As a veterinarian who serves clients owning a dog, there are two issues to be concerned with that involve dog bite law. One
issue involves a situation where a dog of one of your clients bites someone, usually not a family member, and the bite causes
some physical damage or disfigurement, often with a temporary or permanent loss of employment. Your client is sued by the
person who was bitten and is represented by an attorney working on a contingency basis. As a veterinarian who has treated
the dog, you may find your records about the dog subpoenaed and you may be deposed with regard to your knowledge about the
dog. A complication of a client's dog biting someone is that on rare occasions you may have attempted to treat the aggressive
behavior and this client claims you led them to believe their dog was now safe.
Some states have a strict liability law which means that for any dog bite the owner of the dog is liable for medical expenses
and loss of income regardless of whether or not the owner was aware of the dog's potential to bite. Other states have what
is commonly referred to as the "one-free-bite" law in which a dog owner is not liable until the dog delivers one bite. Theoretically,
the dog owner is not responsible until the second bite, assuming the client has been aware that there was a first bite.
The second situation involving veterinarians is if you, or one of your staff, gets bitten by a client's dog. In this situation
veterinarians generally fall into the assumed risk exception to the strict liability law. As a small animal veterinarian treating
dogs all day long, it is assumed that you are well aware of the risk with any particular dog brought into your facility and
that you assume the risk if you, or a member of your staff, is bitten.
Believe it or not, a small industry in litigation has developed with attorneys specializing in dog bite litigation and they
advertise for cases in which they will represent a plaintiff who was bitten and is pursuing damages from the dog bite. The
attorneys that specialize in dog bites generally only take on cases for plaintiffs and do not take on cases for the defense.
For the most part, attorneys that represent plaintiffs work on a contingency basis plus, possibly, some hourly fees if the
case is not promising enough.
Attorneys defending the owner of the biting dog are usually paid by an insurance company on an hourly basis. It may be useful
to keep in mind that the major source of income for attorneys representing plaintiffs is from winning cases with punitive
damages for malicious actions on the part of the dog owner, and getting 30-40% of the settlement. Attorneys for the defense
get paid regardless of the outcome. Insurance companies are generally trying to minimize the damages that they have to pay.
In most dog bite cases there is a settlement; only rarely does a case actually go to trial even though in most cases a trial
date will be scheduled.
Client's Dog Bites Another Person
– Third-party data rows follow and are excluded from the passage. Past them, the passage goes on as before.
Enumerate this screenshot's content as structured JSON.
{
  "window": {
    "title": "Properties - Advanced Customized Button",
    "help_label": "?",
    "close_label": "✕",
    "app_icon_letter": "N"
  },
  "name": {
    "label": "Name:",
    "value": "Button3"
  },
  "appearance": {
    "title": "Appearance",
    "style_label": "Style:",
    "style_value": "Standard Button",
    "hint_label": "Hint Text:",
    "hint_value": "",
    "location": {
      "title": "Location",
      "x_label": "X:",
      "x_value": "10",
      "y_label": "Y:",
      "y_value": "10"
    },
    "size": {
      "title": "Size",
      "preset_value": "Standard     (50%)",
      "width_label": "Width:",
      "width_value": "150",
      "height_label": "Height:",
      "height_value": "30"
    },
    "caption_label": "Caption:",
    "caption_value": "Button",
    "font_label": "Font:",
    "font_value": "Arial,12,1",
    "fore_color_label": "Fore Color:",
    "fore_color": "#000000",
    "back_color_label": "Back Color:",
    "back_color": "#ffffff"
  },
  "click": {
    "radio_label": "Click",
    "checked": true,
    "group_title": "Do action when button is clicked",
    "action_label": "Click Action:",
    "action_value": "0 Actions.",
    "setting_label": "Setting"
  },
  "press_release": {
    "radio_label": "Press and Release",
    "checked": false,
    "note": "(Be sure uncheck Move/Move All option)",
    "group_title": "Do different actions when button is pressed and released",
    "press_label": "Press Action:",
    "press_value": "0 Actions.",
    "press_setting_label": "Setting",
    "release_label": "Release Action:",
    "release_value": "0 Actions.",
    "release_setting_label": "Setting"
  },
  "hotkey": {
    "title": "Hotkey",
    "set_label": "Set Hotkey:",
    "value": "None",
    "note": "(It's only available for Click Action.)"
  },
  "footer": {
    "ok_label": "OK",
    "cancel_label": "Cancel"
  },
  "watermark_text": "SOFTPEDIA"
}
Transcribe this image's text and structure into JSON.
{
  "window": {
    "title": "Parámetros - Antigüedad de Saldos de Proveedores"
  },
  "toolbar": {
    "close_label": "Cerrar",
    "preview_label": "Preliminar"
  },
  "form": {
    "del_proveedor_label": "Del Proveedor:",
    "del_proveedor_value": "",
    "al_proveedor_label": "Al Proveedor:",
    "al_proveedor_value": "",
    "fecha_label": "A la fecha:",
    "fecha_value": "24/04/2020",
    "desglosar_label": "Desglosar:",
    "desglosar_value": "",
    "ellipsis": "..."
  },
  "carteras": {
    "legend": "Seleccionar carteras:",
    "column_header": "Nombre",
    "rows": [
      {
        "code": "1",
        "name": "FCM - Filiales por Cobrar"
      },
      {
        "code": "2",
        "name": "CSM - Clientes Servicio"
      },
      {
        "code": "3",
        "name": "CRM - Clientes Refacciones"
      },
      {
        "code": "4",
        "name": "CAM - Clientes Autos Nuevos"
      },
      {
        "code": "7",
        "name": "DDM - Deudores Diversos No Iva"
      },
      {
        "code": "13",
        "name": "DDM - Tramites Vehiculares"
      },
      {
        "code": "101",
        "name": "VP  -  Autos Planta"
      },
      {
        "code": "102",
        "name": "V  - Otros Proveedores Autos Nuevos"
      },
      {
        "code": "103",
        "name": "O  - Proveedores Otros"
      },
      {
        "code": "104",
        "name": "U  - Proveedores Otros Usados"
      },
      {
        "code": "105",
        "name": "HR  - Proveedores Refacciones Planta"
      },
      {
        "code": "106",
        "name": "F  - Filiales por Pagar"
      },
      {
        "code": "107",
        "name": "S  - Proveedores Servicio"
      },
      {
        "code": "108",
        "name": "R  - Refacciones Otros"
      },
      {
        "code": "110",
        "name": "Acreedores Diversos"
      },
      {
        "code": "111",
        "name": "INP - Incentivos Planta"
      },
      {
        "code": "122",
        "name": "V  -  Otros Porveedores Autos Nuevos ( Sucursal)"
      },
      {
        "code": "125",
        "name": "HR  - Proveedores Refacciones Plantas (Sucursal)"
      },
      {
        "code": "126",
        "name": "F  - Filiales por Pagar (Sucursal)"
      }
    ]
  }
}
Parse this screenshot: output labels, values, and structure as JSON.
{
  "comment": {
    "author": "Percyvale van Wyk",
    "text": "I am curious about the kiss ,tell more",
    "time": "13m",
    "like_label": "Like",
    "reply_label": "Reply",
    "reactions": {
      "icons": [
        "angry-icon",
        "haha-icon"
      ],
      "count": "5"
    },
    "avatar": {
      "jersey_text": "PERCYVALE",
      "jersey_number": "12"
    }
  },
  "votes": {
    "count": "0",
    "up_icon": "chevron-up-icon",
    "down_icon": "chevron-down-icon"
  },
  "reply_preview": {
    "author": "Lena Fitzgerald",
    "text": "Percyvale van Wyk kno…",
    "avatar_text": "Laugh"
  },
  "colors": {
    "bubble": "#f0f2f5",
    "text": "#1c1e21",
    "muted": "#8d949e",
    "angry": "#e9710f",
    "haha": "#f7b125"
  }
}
In this situation the plaintiff's attorney is going to look for evidence that the case involves more than the strict liability,
or "one-free-bite," guidelines of liability for medical expenses and income loss. They will look for punitive damages that
represent "malicious" behavior of the owner who "knew full well how dangerous the dog was," and allowed the dog to severely
injure someone. This is where the big payoff is and it goes beyond the limits generally set by strict liability with "ordinary
In these circumstances the plaintiff's attorney will be looking for any evidence that the client was told by you that their
dog was dangerous. Therefore, they may want to subpoena your records looking for evidence that you told the client the dog
was aggressive and to look out for this dog around children, take the dog to obedience class, and/or have a consultation with
a behavior therapist to deal with the aggressive behavior. The plaintiff's attorney will look for evidence that there was
a communication among your staff about how to deal with this dog, such as a note in the record, "Watch out, dog may bite."
This would be a flag for the plaintiff's attorney to then ask you about the degree to which you informed the owner of these